• Aim of the exercise:
Within this listing, how many lines carry the string "losses"? State the number only.
- Opening Delimiter -
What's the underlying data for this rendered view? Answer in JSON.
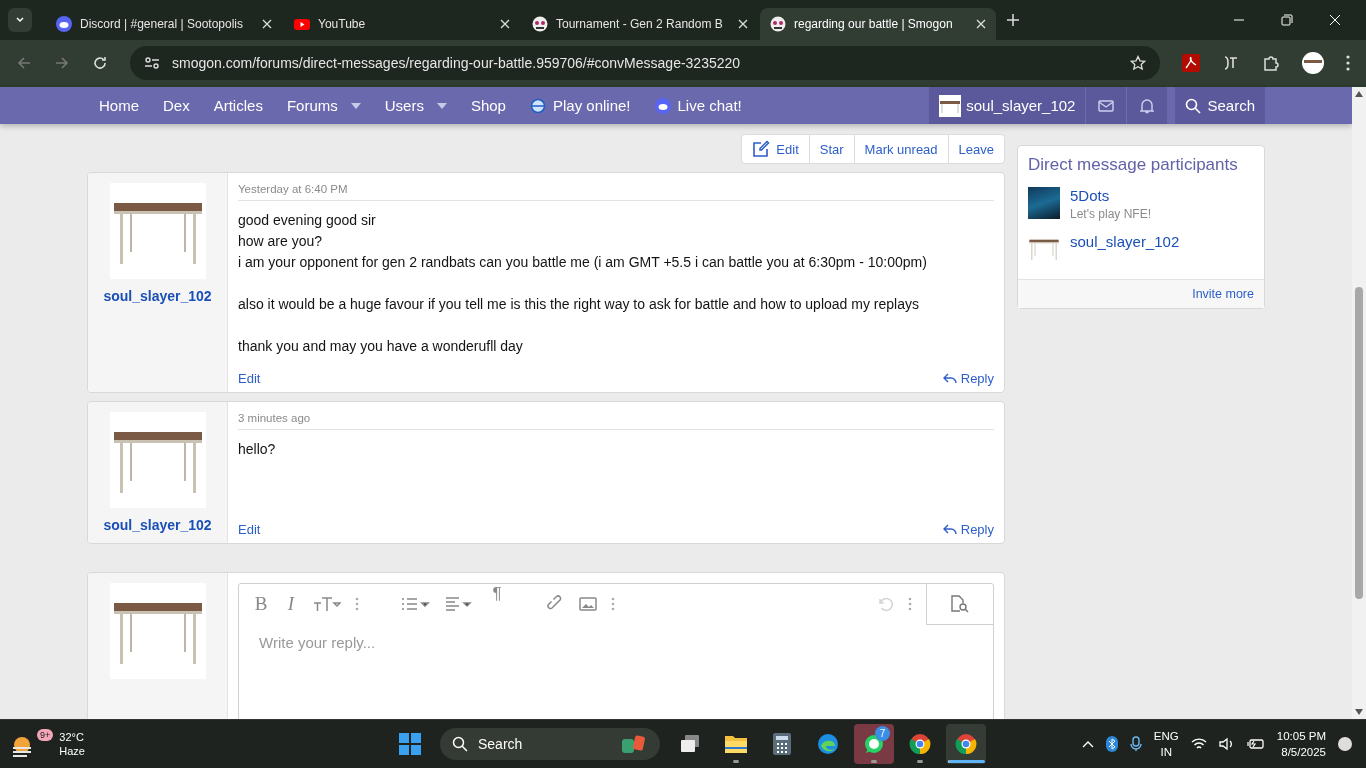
{
  "browser": {
    "tabs": [
      {
        "title": "Discord | #general | Sootopolis",
        "selected": false
      },
      {
        "title": "YouTube",
        "selected": false
      },
      {
        "title": "Tournament - Gen 2 Random B",
        "selected": false
      },
      {
        "title": "regarding our battle | Smogon",
        "selected": true
      }
    ],
    "url": "smogon.com/forums/direct-messages/regarding-our-battle.959706/#convMessage-3235220"
  },
  "site_nav": {
    "items": [
      {
        "label": "Home",
        "kind": "link"
      },
      {
        "label": "Dex",
        "kind": "link"
      },
      {
        "label": "Articles",
        "kind": "link"
      },
      {
        "label": "Forums",
        "kind": "dropdown"
      },
      {
        "label": "Users",
        "kind": "dropdown"
      },
      {
        "label": "Shop",
        "kind": "link"
      },
      {
        "label": "Play online!",
        "kind": "pokeball"
      },
      {
        "label": "Live chat!",
        "kind": "discord"
      }
    ],
    "user": "soul_slayer_102",
    "search": "Search"
  },
  "conversation_actions": [
    {
      "label": "Edit",
      "kind": "edit"
    },
    {
      "label": "Star",
      "kind": "plain"
    },
    {
      "label": "Mark unread",
      "kind": "plain"
    },
    {
      "label": "Leave",
      "kind": "plain"
    }
  ],
  "messages": [
    {
      "author": "soul_slayer_102",
      "time": "Yesterday at 6:40 PM",
      "paragraphs": [
        "good evening good sir\nhow are you?\ni am your opponent for gen 2 randbats can you battle me (i am GMT +5.5 i can battle you at 6:30pm - 10:00pm)",
        "also it would be a huge favour if you tell me is this the right way to ask for battle and how to upload my replays",
        "thank you and may you have a wonderufll day"
      ],
      "edit": "Edit",
      "reply": "Reply"
    },
    {
      "author": "soul_slayer_102",
      "time": "3 minutes ago",
      "paragraphs": [
        "hello?"
      ],
      "edit": "Edit",
      "reply": "Reply"
    }
  ],
  "editor": {
    "bold_button": "B",
    "italic_button": "I",
    "paragraph_button": "¶",
    "placeholder": "Write your reply...",
    "undo_disabled": true
  },
  "sidebar": {
    "title": "Direct message participants",
    "participants": [
      {
        "name": "5Dots",
        "note": "Let's play NFE!"
      },
      {
        "name": "soul_slayer_102"
      }
    ],
    "footer_link": "Invite more"
  },
  "taskbar": {
    "weather": {
      "badge": "9+",
      "temp": "32°C",
      "condition": "Haze"
    },
    "search": "Search",
    "apps": [
      {
        "kind": "task-view",
        "running": false,
        "active": false
      },
      {
        "kind": "folder",
        "running": true,
        "active": false
      },
      {
        "kind": "calculator",
        "running": false,
        "active": false
      },
      {
        "kind": "edge",
        "running": false,
        "active": false
      },
      {
        "kind": "whatsapp",
        "running": true,
        "active": false,
        "badge": "7",
        "attention": true
      },
      {
        "kind": "chrome",
        "running": true,
        "active": false
      },
      {
        "kind": "chrome",
        "running": true,
        "active": true
      }
    ],
    "language": "ENG",
    "region": "IN",
    "time": "10:05 PM",
    "date": "8/5/2025"
  }
}
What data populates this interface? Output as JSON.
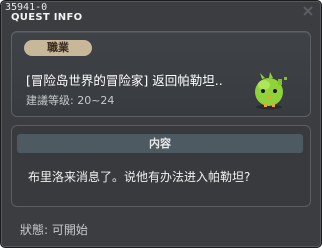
{
  "window": {
    "quest_id": "35941-0",
    "title": "QUEST INFO",
    "close_icon": "close-icon"
  },
  "quest": {
    "category": "職業",
    "name": "[冒险岛世界的冒险家] 返回帕勒坦..",
    "level": "建議等级: 20~24",
    "npc_icon": "green-chick-npc-icon"
  },
  "content": {
    "header": "内容",
    "body": "布里洛来消息了。说他有办法进入帕勒坦?"
  },
  "status": {
    "text": "狀態:  可開始"
  },
  "colors": {
    "window_bg": "#3b3d40",
    "badge_bg": "#c9b79a",
    "header_bg": "#4d5a61",
    "npc_green": "#8fd23a"
  }
}
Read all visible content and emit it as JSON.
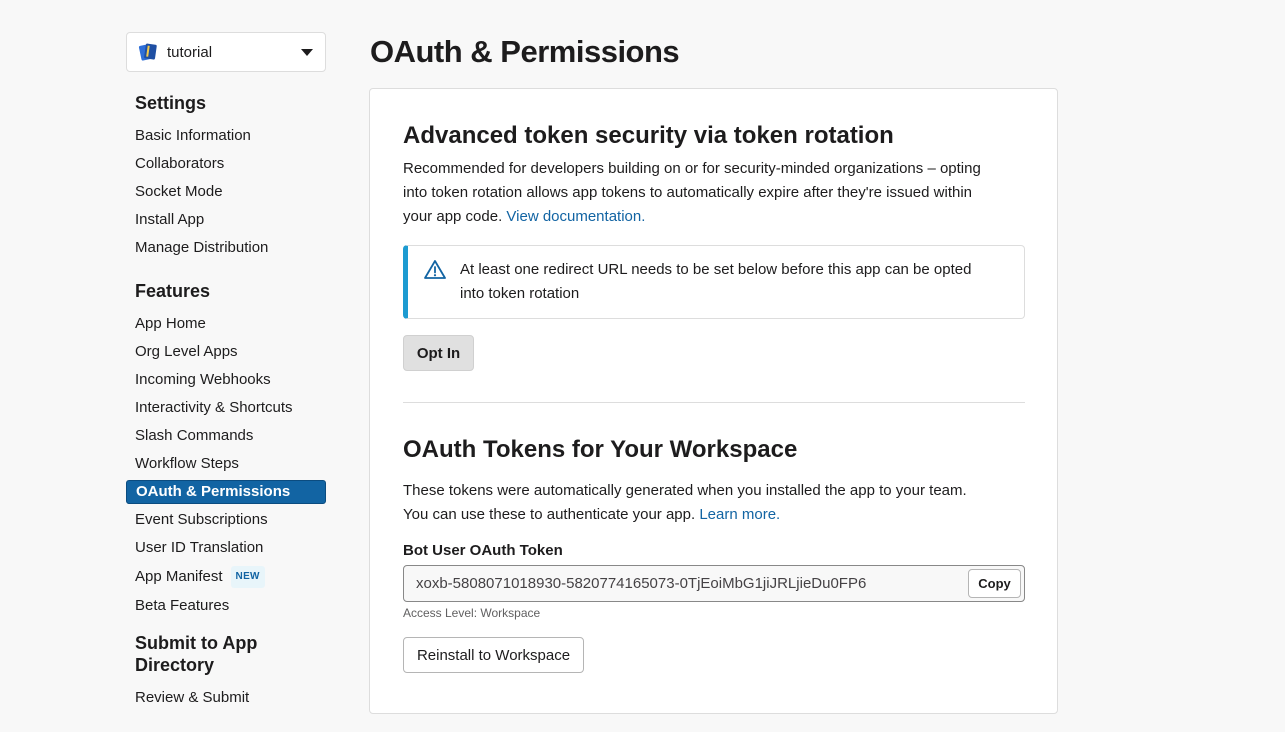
{
  "app_selector": {
    "name": "tutorial"
  },
  "sidebar": {
    "settings_heading": "Settings",
    "settings_items": [
      "Basic Information",
      "Collaborators",
      "Socket Mode",
      "Install App",
      "Manage Distribution"
    ],
    "features_heading": "Features",
    "features_items": [
      "App Home",
      "Org Level Apps",
      "Incoming Webhooks",
      "Interactivity & Shortcuts",
      "Slash Commands",
      "Workflow Steps",
      "OAuth & Permissions",
      "Event Subscriptions",
      "User ID Translation",
      "App Manifest",
      "Beta Features"
    ],
    "new_badge": "NEW",
    "submit_heading_line1": "Submit to App",
    "submit_heading_line2": "Directory",
    "submit_items": [
      "Review & Submit"
    ]
  },
  "page_title": "OAuth & Permissions",
  "token_rotation": {
    "heading": "Advanced token security via token rotation",
    "description_line1": "Recommended for developers building on or for security-minded organizations – opting",
    "description_line2": "into token rotation allows app tokens to automatically expire after they're issued within",
    "description_line3_prefix": "your app code. ",
    "doc_link": "View documentation.",
    "alert_line1": "At least one redirect URL needs to be set below before this app can be opted",
    "alert_line2": "into token rotation",
    "opt_in_button": "Opt In"
  },
  "oauth_tokens": {
    "heading": "OAuth Tokens for Your Workspace",
    "description_line1": "These tokens were automatically generated when you installed the app to your team.",
    "description_line2_prefix": "You can use these to authenticate your app. ",
    "learn_more_link": "Learn more.",
    "bot_token_label": "Bot User OAuth Token",
    "bot_token_value": "xoxb-5808071018930-5820774165073-0TjEoiMbG1jiJRLjieDu0FP6",
    "copy_button": "Copy",
    "access_level": "Access Level: Workspace",
    "reinstall_button": "Reinstall to Workspace"
  },
  "colors": {
    "accent": "#1264a3",
    "alert_border": "#1d9bd1"
  }
}
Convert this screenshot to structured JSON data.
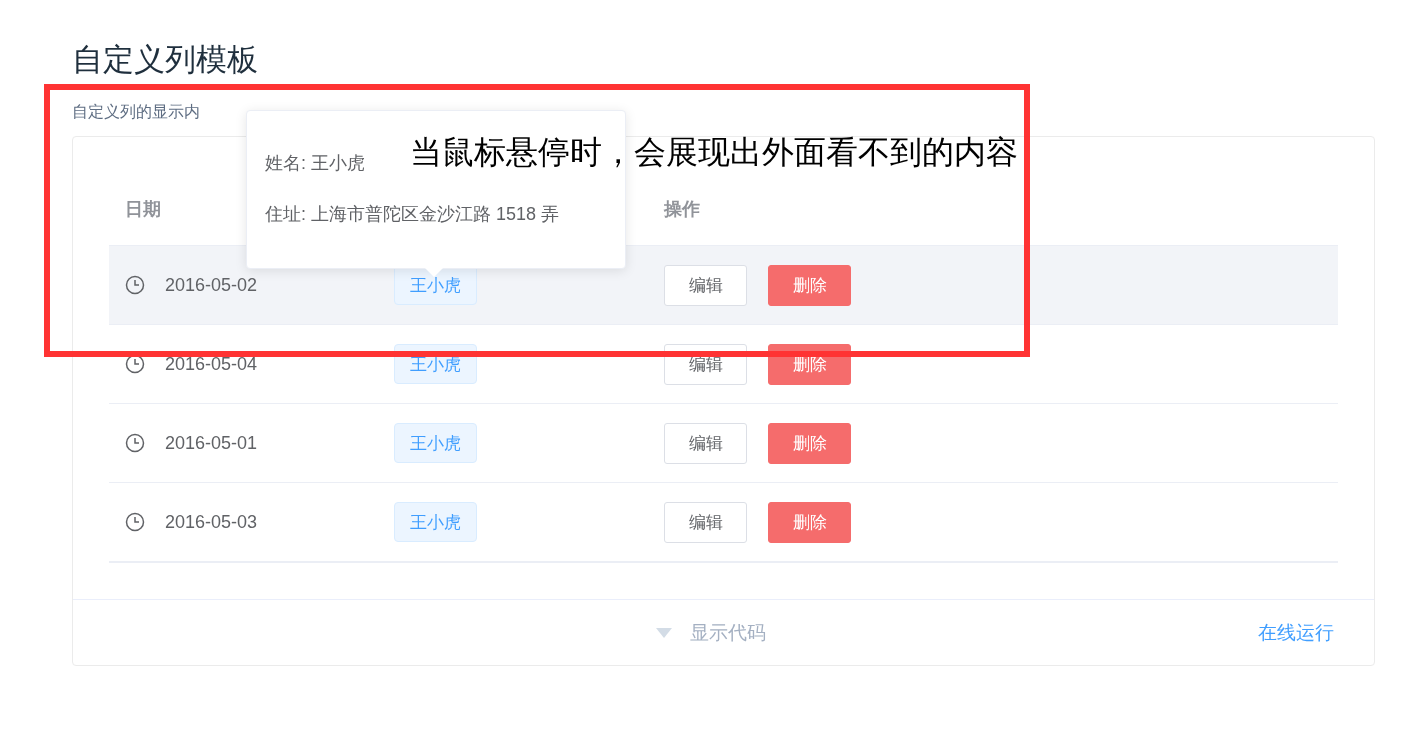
{
  "page": {
    "title": "自定义列模板",
    "description": "自定义列的显示内"
  },
  "table": {
    "columns": [
      {
        "label": "日期"
      },
      {
        "label": "操作"
      }
    ],
    "rows": [
      {
        "date": "2016-05-02",
        "name": "王小虎",
        "edit": "编辑",
        "delete": "删除",
        "hovered": true
      },
      {
        "date": "2016-05-04",
        "name": "王小虎",
        "edit": "编辑",
        "delete": "删除",
        "hovered": false
      },
      {
        "date": "2016-05-01",
        "name": "王小虎",
        "edit": "编辑",
        "delete": "删除",
        "hovered": false
      },
      {
        "date": "2016-05-03",
        "name": "王小虎",
        "edit": "编辑",
        "delete": "删除",
        "hovered": false
      }
    ]
  },
  "tooltip": {
    "lines": [
      "姓名: 王小虎",
      "住址: 上海市普陀区金沙江路 1518 弄"
    ]
  },
  "footer": {
    "toggle": "显示代码",
    "run": "在线运行"
  },
  "annotation": {
    "text": "当鼠标悬停时，会展现出外面看不到的内容"
  }
}
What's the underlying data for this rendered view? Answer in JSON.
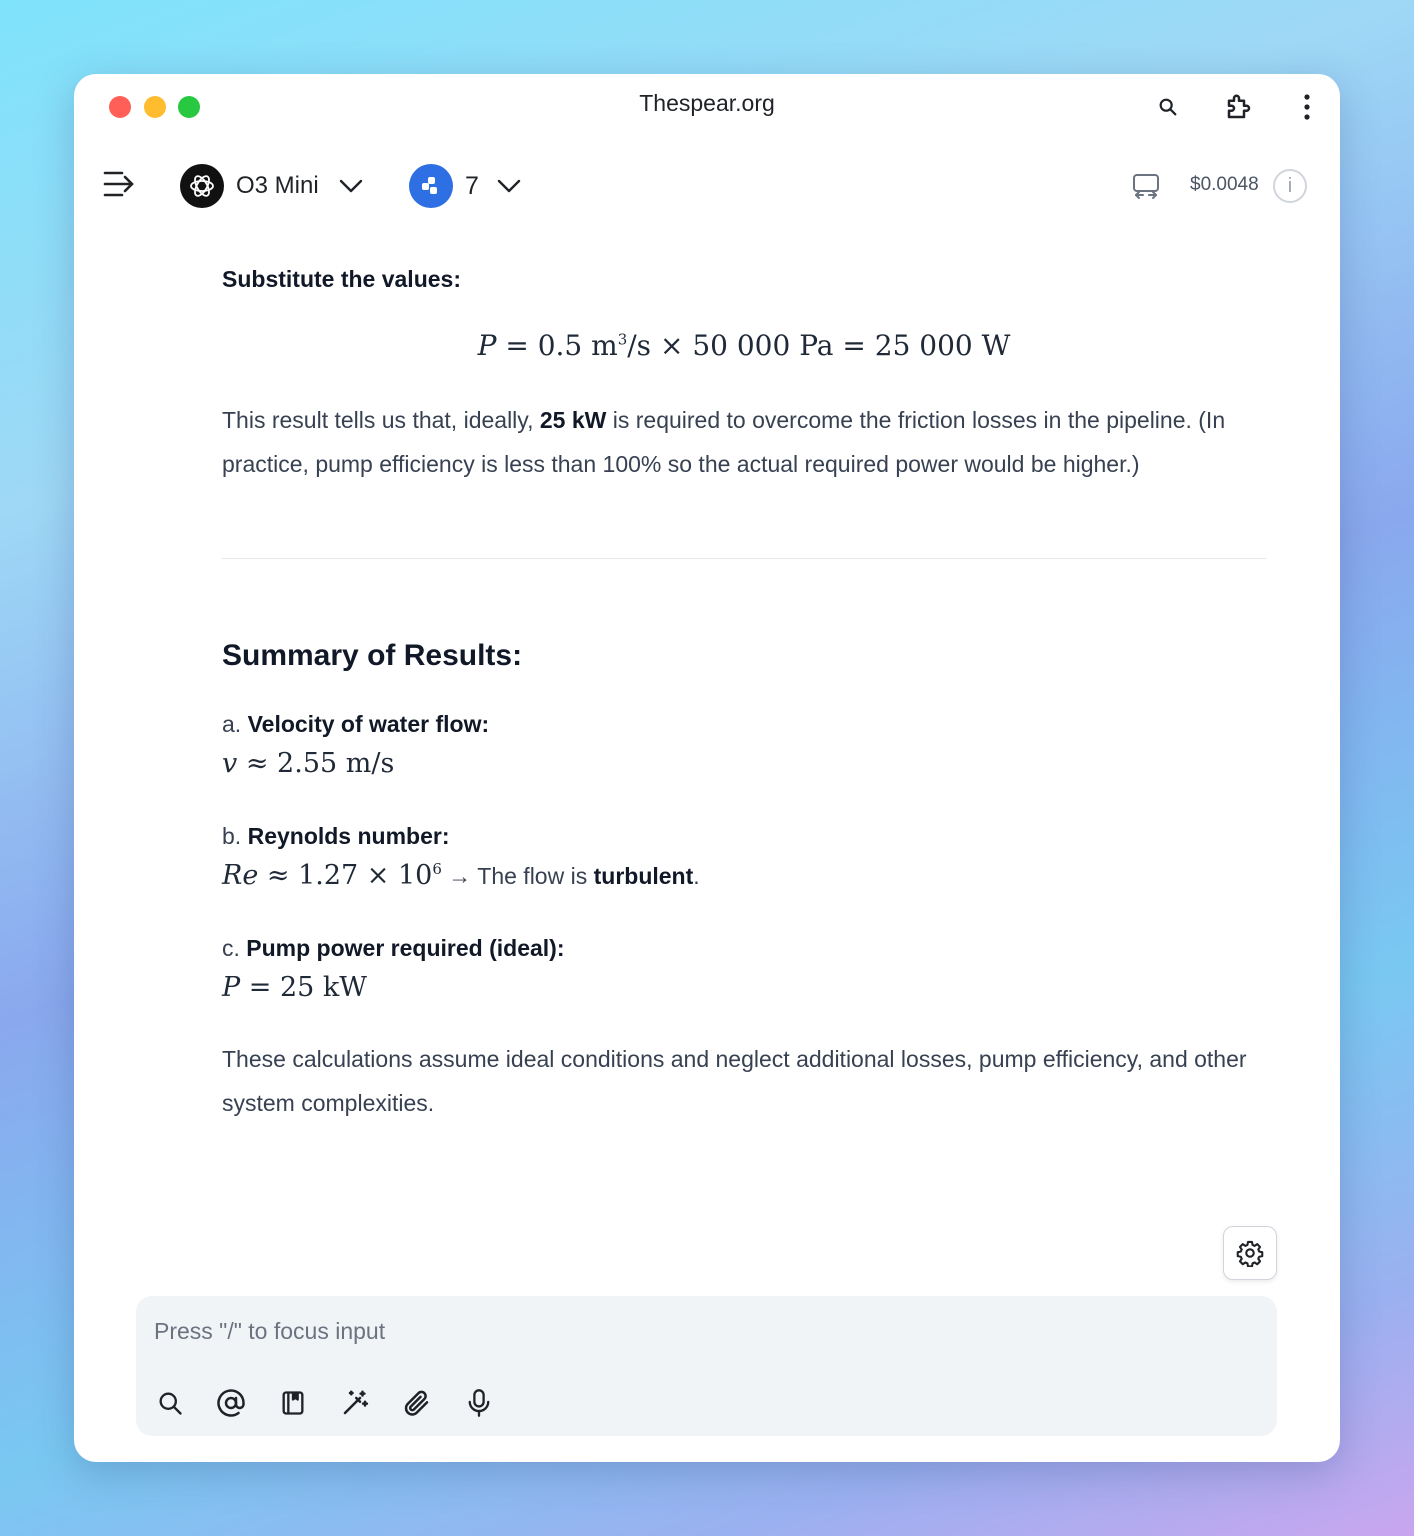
{
  "window": {
    "title": "Thespear.org"
  },
  "toolbar": {
    "model_name": "O3 Mini",
    "plugin_count": "7",
    "cost": "$0.0048",
    "info_glyph": "i"
  },
  "content": {
    "substitute_heading": "Substitute the values:",
    "equation": {
      "lhs": "P",
      "eq1": "=",
      "flow": "0.5 m",
      "flow_exp": "3",
      "flow_unit": "/s",
      "times": "×",
      "pressure": "50 000 Pa",
      "eq2": "=",
      "result": "25 000 W"
    },
    "result_para": {
      "part1": "This result tells us that, ideally, ",
      "bold": "25 kW",
      "part2": " is required to overcome the friction losses in the pipeline. (In practice, pump efficiency is less than 100% so the actual required power would be higher.)"
    },
    "summary_heading": "Summary of Results:",
    "items": [
      {
        "prefix": "a. ",
        "label": "Velocity of water flow:",
        "math_var": "v",
        "math_rest": " ≈ 2.55 m/s"
      },
      {
        "prefix": "b. ",
        "label": "Reynolds number:",
        "math_var": "Re",
        "math_rest": " ≈ 1.27 × 10",
        "math_exp": "6",
        "text_part": " → The flow is ",
        "text_bold": "turbulent",
        "text_end": "."
      },
      {
        "prefix": "c. ",
        "label": "Pump power required (ideal):",
        "math_var": "P",
        "math_rest": " = 25 kW"
      }
    ],
    "closing_para": "These calculations assume ideal conditions and neglect additional losses, pump efficiency, and other system complexities."
  },
  "input": {
    "placeholder": "Press \"/\" to focus input"
  },
  "icons": {
    "titlebar": [
      "search-icon",
      "extension-icon",
      "more-vertical-icon"
    ],
    "toolbar": [
      "sidebar-toggle-icon",
      "openai-logo-icon",
      "chevron-down-icon",
      "plugins-icon",
      "chevron-down-icon",
      "switch-window-icon",
      "info-icon"
    ],
    "input_actions": [
      "search-icon",
      "mention-icon",
      "prompt-library-icon",
      "magic-wand-icon",
      "attachment-icon",
      "microphone-icon"
    ],
    "floating": [
      "settings-gear-icon"
    ]
  },
  "colors": {
    "close": "#ff5f57",
    "minimize": "#febc2e",
    "maximize": "#28c840",
    "accent_blue": "#2f6fe4"
  }
}
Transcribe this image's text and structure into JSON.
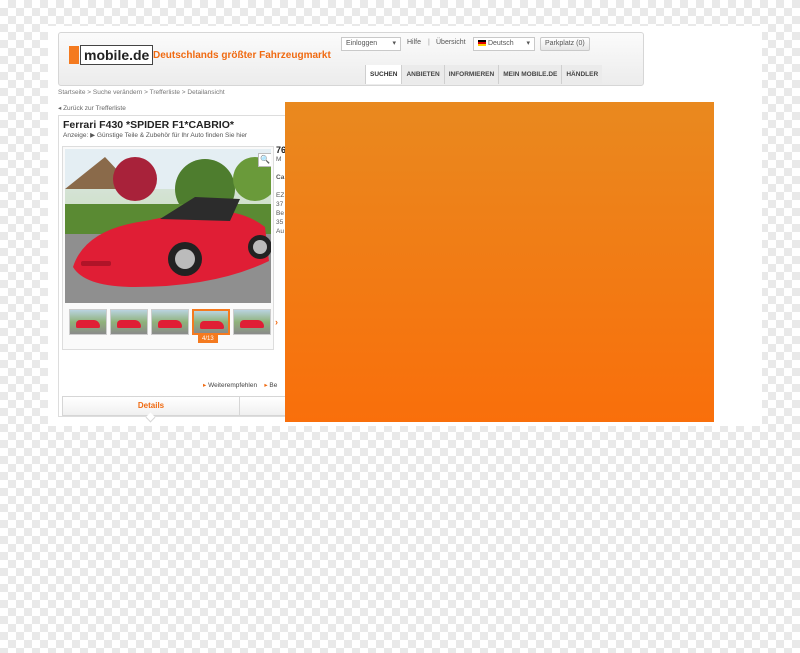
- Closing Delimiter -
• Final answer:
2